Step-By-Step Guide On How To Create A Portfolio Of No-Content Book Listings
If you’re ready to get started and you’ve identified around 20-50 no-content books that you’d like to publish, you’re already on your way to building your portfolio. But, there are other key considerations to keep in mind as you build it. What’s important to note is that the strategies outlined below should ideally be pursued individually and not all together because this way, you’ll be better able to gauge which strategy is working best for your no-content business and which one isn’t.
This is a great way of narrowing and pinning down what’s successful.
So, without further ado, here are some of the top strategies you could be implementing as you build your portfolio:
Avoid Competition Whenever Possible
Choose a low-competition niche and stick to a couple of main themes so that when customers come to your listings, they can view a variety of items with a similar thread running through them or connecting them for more continuity. Make sure your idea is validated properly and that you’ve identified a viable market for it. If it’s too competitive, will you offer more value than the others out there? And importantly, have you targeted a clear audience? (This goes with what was said above.)
Enrich Your Listings With Keywords
This is advice that you’ll hear all the time but it’s critical not to underestimate the importance of keywords. They help make you more discoverable on Amazon’s algorithm and you should spend some time investigating their competitiveness and doing some testing before posting your final product. Keywords are also vital for your descriptions.
Strive For Variety
Definitely important to consider is making different variations of your covers. The rule of thumb is: if in doubt, throw it out. Make sure your covers are not too generic but rather, that they speak to a very specific audience. In the floral example above, you could be targeting women aged anything from 15-85 so you have a vast market at hand, but it’s advisable to narrow this down as much as possible and stick to, for example, women aged 25-35.
Be Very Mindful Of Pricing
Choose the right price point in the sense of not underpricing (because cheaper products are generally viewed as cheap) as well as not overpricing.
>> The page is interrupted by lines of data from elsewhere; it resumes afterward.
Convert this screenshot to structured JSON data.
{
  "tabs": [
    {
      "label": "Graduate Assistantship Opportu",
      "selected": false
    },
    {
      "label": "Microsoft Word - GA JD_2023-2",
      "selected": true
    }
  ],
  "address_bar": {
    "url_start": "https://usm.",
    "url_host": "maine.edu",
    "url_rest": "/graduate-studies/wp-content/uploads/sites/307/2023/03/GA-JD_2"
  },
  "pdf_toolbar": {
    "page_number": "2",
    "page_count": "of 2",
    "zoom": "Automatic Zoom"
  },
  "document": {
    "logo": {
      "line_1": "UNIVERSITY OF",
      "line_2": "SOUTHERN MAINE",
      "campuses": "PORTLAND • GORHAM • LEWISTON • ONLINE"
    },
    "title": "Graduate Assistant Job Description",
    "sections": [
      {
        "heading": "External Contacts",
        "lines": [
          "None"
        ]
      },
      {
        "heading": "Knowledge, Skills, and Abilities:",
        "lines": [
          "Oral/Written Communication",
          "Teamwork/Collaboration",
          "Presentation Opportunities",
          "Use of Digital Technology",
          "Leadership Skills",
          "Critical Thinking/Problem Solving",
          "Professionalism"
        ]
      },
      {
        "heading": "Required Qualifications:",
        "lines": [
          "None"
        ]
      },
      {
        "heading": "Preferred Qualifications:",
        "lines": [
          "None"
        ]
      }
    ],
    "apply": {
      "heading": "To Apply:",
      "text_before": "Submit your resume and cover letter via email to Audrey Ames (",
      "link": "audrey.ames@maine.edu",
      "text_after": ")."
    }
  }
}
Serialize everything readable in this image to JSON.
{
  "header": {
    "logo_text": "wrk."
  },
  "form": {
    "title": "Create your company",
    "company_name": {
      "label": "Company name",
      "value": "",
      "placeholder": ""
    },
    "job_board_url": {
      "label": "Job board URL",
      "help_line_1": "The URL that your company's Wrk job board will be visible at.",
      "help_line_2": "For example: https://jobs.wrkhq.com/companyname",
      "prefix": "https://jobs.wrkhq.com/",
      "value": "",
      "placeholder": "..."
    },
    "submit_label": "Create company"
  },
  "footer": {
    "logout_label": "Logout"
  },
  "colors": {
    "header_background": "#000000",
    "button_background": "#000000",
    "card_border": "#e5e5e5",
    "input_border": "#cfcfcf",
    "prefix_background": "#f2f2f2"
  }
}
In fact, don’t be afraid to price a dollar or a few more above the average, especially if the quality of your no-content book warrants it.
Patience Is A Virtue
Give the book(s) 30-90 days to “breathe” – this means that if you don’t make sales immediately, you don’t necessarily have to worry; instead, you need to give the book sufficient time to be found and to gain traction.
Building a financially successful portfolio of no-content book listings from the ground up can seem like a daunting process. But, if you implement a couple of the strategies outlined above one by one, you’ll be better able to test and measure the results to see what works for you. A complete portfolio will look different for every Seller and this is why identifying a niche is so critical. Remember that if you try to sell to everyone, the chances are that you’re literally not going to sell to anyone.
And if you need a trusted advisor by your side, you can rely on Book Bolt for all your Amazon KDP strategies. After all, that’s how we were able to gather and provide all of this information to you.